This documentary covers key points during the shows run, such as when he first decided that he needed to address current events that might scare children; the catalyst for that was the assassination of Bobby Kennedy.
However, while the chronology and development of the show is obviously featured at length, the real focus of the documentary is the philosophy behind it. Mister Rogers was a man with a simple message of love, but it was one that many people struggled to hear at first, and that many people still struggle to hear. If I could boil it down to its essentials, it'd be something like this:
1. Every person is special
2. Every person is important
3. Every person has inherent worth
4. Every person deserves to be loved exactly as they are
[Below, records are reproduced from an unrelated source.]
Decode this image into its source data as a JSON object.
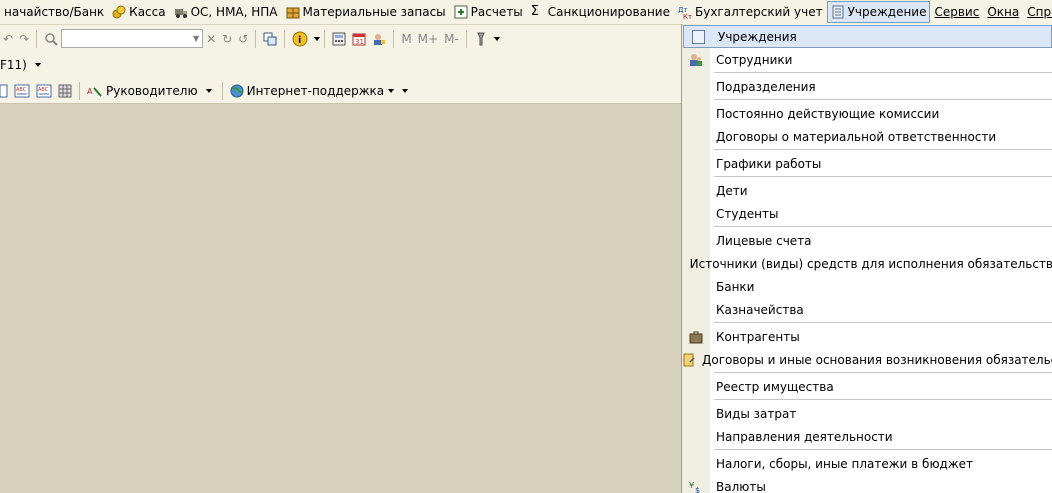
{
  "menubar": {
    "items": [
      {
        "label": "начайство/Банк",
        "icon": "none"
      },
      {
        "label": "Касса",
        "icon": "coins-icon"
      },
      {
        "label": "ОС, НМА, НПА",
        "icon": "truck-icon"
      },
      {
        "label": "Материальные запасы",
        "icon": "boxes-icon"
      },
      {
        "label": "Расчеты",
        "icon": "calc-icon"
      },
      {
        "label": "Санкционирование",
        "icon": "sigma-icon"
      },
      {
        "label": "Бухгалтерский учет",
        "icon": "ledger-icon"
      },
      {
        "label": "Учреждение",
        "icon": "building-icon"
      },
      {
        "label": "Сервис",
        "icon": "none"
      },
      {
        "label": "Окна",
        "icon": "none"
      },
      {
        "label": "Справка",
        "icon": "none"
      }
    ]
  },
  "toolbar2": {
    "label": "F11)"
  },
  "toolbar3": {
    "manager_label": "Руководителю",
    "support_label": "Интернет-поддержка"
  },
  "toolbar1": {
    "m_label": "M",
    "m_plus_label": "M+",
    "m_minus_label": "M-"
  },
  "dropdown": {
    "items": [
      {
        "label": "Учреждения",
        "icon": "document-icon",
        "highlighted": true
      },
      {
        "label": "Сотрудники",
        "icon": "people-icon"
      },
      {
        "sep": true
      },
      {
        "label": "Подразделения"
      },
      {
        "sep": true
      },
      {
        "label": "Постоянно действующие комиссии"
      },
      {
        "label": "Договоры о материальной ответственности"
      },
      {
        "sep": true
      },
      {
        "label": "Графики работы"
      },
      {
        "sep": true
      },
      {
        "label": "Дети"
      },
      {
        "label": "Студенты"
      },
      {
        "sep": true
      },
      {
        "label": "Лицевые счета"
      },
      {
        "label": "Источники (виды) средств для исполнения обязательств"
      },
      {
        "label": "Банки"
      },
      {
        "label": "Казначейства"
      },
      {
        "sep": true
      },
      {
        "label": "Контрагенты",
        "icon": "briefcase-icon"
      },
      {
        "label": "Договоры и иные основания возникновения обязательств",
        "icon": "contract-icon"
      },
      {
        "sep": true
      },
      {
        "label": "Реестр имущества"
      },
      {
        "sep": true
      },
      {
        "label": "Виды затрат"
      },
      {
        "label": "Направления деятельности"
      },
      {
        "sep": true
      },
      {
        "label": "Налоги, сборы, иные платежи в бюджет"
      },
      {
        "label": "Валюты",
        "icon": "currency-icon"
      }
    ]
  }
}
His philosophy was solidly and obviously grounded in the message of Jesus of Nazareth, befitting an ordained minister of the Presbyterian Church. Yet the most amazing thing about this is, he basically never brought up his religion during his program, besides allusions to heaven when teaching about death. I feel in doing this, he was more effective at spreading the message of his faith than any other evangelist could be; instead of preaching, he simply demonstrated how one should live.
What I appreciate about Won't You Be My Neighbor? is that it doesn't shy away from discussing the faith of Fred Rogers, or from the occasional doubts the man suffered in the efficacy of his work. His greatest concern wasn't fame, or wealth, but with helping the children of the world, and so whatever he felt would accomplish that is what he did.
They also touch on those who doubted him; when adults see someone as innocent and kind as Mister Rogers, our cynical nature might think, "well, he's not really like that. He must be gay, or a pedophile, or something else must be wrong with him". You remember the rumors that he had been a Navy SEAL killing machine before his show? Or criticisms that his program was creating a generation of "snowflakes"?
The thing is, Fred Rogers really does seem to have been as he appeared. Throughout the documentary, interviews with his wife, people who worked with him on the show, the families of the guests on his show, they all said he truly meant it when he said "I love you just as you are".
If I may speculate, I think that as adults who have been jaded by the world, we don't want to admit that there might be people as good as Fred Rogers. If the world is cold, and cruel, and every kind act must have a selfish motive behind it, it absolves us of responsibility to be the best we can be. However, if Mister Rogers was truly as he seemed to be, that means we too could be that good. And if we can be that good, aren't we obligated to be? If every person truly is special, and important, and worthy of being loved, don't we owe it to each other to live in a way that honors that?
Truly, it is a heavy responsibility that most of us would like to believe we don't have.
Personally, I think everyone should see Won't You Be My Neighbor? while they can. In West Michigan, the only theater showing it right now is in Grand Rapids, and it looks like it will stay that way. But if you cannot make it up there to see this, I implore you to see it when it comes to Blu-Ray or streaming services.
For those of you who grew up with Mister Rogers in his neighborhood, it will be a wonderful trip down memory lane and a great portrait of his life and his show. If you didn't have his show as a kid, I still think you should see it, so you can know that there is good in the world, and it starts with you. As Fred Rogers himself said..
“My mother would say to me, ‘Look for the helpers. You will always find people who are helping.’ To this day, especially in times of disaster, I remember my mother’s words, and I am always comforted by realizing that there are still so many helpers — so many caring people in this world.”
See the trailer below.